I enjoyed the historical adventure more than the contemporary strand until about halfway through when the pace picked up and the story developed a twist I hadn’t expected. At that stage, I sat back and went along for the ride, thoroughly enjoying the experience. I won’t claim it is a unique take on the vampire story – in many ways it goes right back to the roots of the legend, but if you are not thoroughly jaded by yet another adventure, this one does have a slightly unusual angle that certainly caught my interest. And sustained it sufficiently to go immediately looking for the sequel, The Secrets of Blood and Bone.

If you like enjoyable dual narratives and are up for vampires with an intriguing take on the whole blood imbibing subject, then give this ambitious debut novel a go – I think Alexander is One To Watch.


Review of The Misbegotten by Katherine Webb


Any regular visitors to this blog will know that I am a real Katherine Webb fan – read my review of The Legacy here and my review of the hauntingly beautiful A Half-Forgotten Song here.

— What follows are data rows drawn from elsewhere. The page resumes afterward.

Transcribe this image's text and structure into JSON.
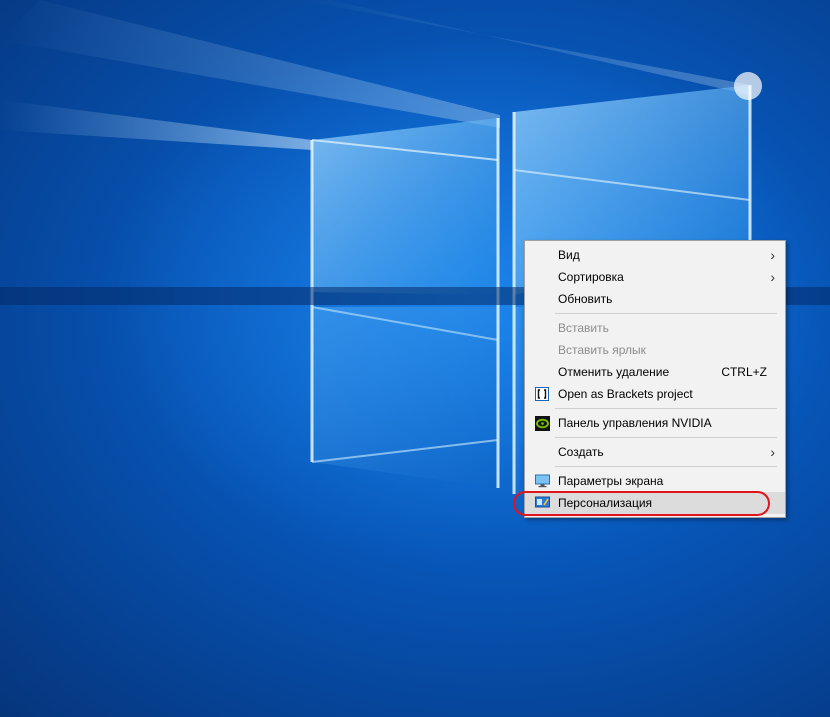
{
  "context_menu": {
    "items": [
      {
        "label": "Вид",
        "icon": "",
        "shortcut": "",
        "submenu": true,
        "disabled": false
      },
      {
        "label": "Сортировка",
        "icon": "",
        "shortcut": "",
        "submenu": true,
        "disabled": false
      },
      {
        "label": "Обновить",
        "icon": "",
        "shortcut": "",
        "submenu": false,
        "disabled": false
      },
      {
        "label": "Вставить",
        "icon": "",
        "shortcut": "",
        "submenu": false,
        "disabled": true
      },
      {
        "label": "Вставить ярлык",
        "icon": "",
        "shortcut": "",
        "submenu": false,
        "disabled": true
      },
      {
        "label": "Отменить удаление",
        "icon": "",
        "shortcut": "CTRL+Z",
        "submenu": false,
        "disabled": false
      },
      {
        "label": "Open as Brackets project",
        "icon": "brackets-icon",
        "shortcut": "",
        "submenu": false,
        "disabled": false
      },
      {
        "label": "Панель управления NVIDIA",
        "icon": "nvidia-icon",
        "shortcut": "",
        "submenu": false,
        "disabled": false
      },
      {
        "label": "Создать",
        "icon": "",
        "shortcut": "",
        "submenu": true,
        "disabled": false
      },
      {
        "label": "Параметры экрана",
        "icon": "display-settings-icon",
        "shortcut": "",
        "submenu": false,
        "disabled": false
      },
      {
        "label": "Персонализация",
        "icon": "personalization-icon",
        "shortcut": "",
        "submenu": false,
        "disabled": false,
        "selected": true
      }
    ]
  },
  "annotation": {
    "highlight_color": "#e0141e",
    "highlighted_item": "Персонализация"
  },
  "colors": {
    "wallpaper_blue": "#0a5fc4",
    "menu_background": "#f2f2f2"
  }
}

Bath 1821. Rachel Crofton escapes her unhappy employment as a governess by marrying a self-made businessman. But her new lifethe misbegotten soon takes an unexpected turn. Reclusive Jonathan Alleyn is a man tormented by the disappearance of his childhood sweetheart, Alice. Starling, foundling child and now servant, is convinced that Alice, the woman she loved as a sister, was stolen from her. Did Alice run away? Or did something altogether more sinister occur?

As with the other two books, this is a dual narrative. Rachel, through the autumn and winter of 1821, is coping with being newly married and being back in Bath, though in far reduced circumstances from when she was there as a child and young woman. Starling’s account starts in 1803, when she is taken in by kind-hearted Alice, whose sudden disappearance not only wrecks her own life – but tips Jonathan Alleyn, teetering on the edge of post-traumatic stress after his horrific experiences during the Peninsula War into a complete mental breakdown.

There are four main characters – Rachel and Starling, who are the protagonists and we see the story unfold through their viewpoints, in addition there is also Alice, the missing girl. Many believe she absconded with a secret lover, but Starling is grimly convinced that something else happened to her – and has been battling to get to the bottom of her fate, working as a servant in the household where she believes Alice’s murderer lives. And the other character who largely features, is Jonathan, a half-mad invalid, who has been shut up in his mother’s house since his return from the War.

As ever, Webb’s attention to detail and her recreation of the historical backdrop to this mystery is pin-sharp and perfect. We can smell and taste 19th century Bath, particularly the walk Rachel is forced to take from her own humble dwelling through the streets to the place of her new employment, or to the shabby tenement where her father-in-law resides… Again, as we’ve come to expect from Webb, the story is layered with secrets and mystery so that almost from the moment I picked it up, it was difficult to put down again.

Rachel and Starling both make strong protagonists – both clever, determined and courageous. I liked them both, although Starling steadily grew on me as the book progressed and I increasingly understood her bitterness. In addition to the main characters, there are also a number of other memorable, well drawn individuals whose story is drawn into the mystery. But the one who sings off the page for me, is Alice, the missing girl. I felt I knew what had happened to her by two-thirds through the book – until I discovered that I didn’t… Webb certainly knows how to create twists.

One of the issues that comes very clearly through the book, is what a grim time it is to be a woman. Once married, all your property belonged to your husband and if you were wronged in any way, justice was chancy and often too late. It isn’t a great time to be poor or elderly and infirm, either. The ending is completely satisfactory and once more, Webb has taken me on a rich, action-packed journey which I am profoundly glad to have taken. While this book doesn’t quite have the magical feel of A Half-Forgotten Song, which for me is one of the most memorable and outstanding reads, ever, this doesn’t mean it is anything other than a really good book and one I highly recommend.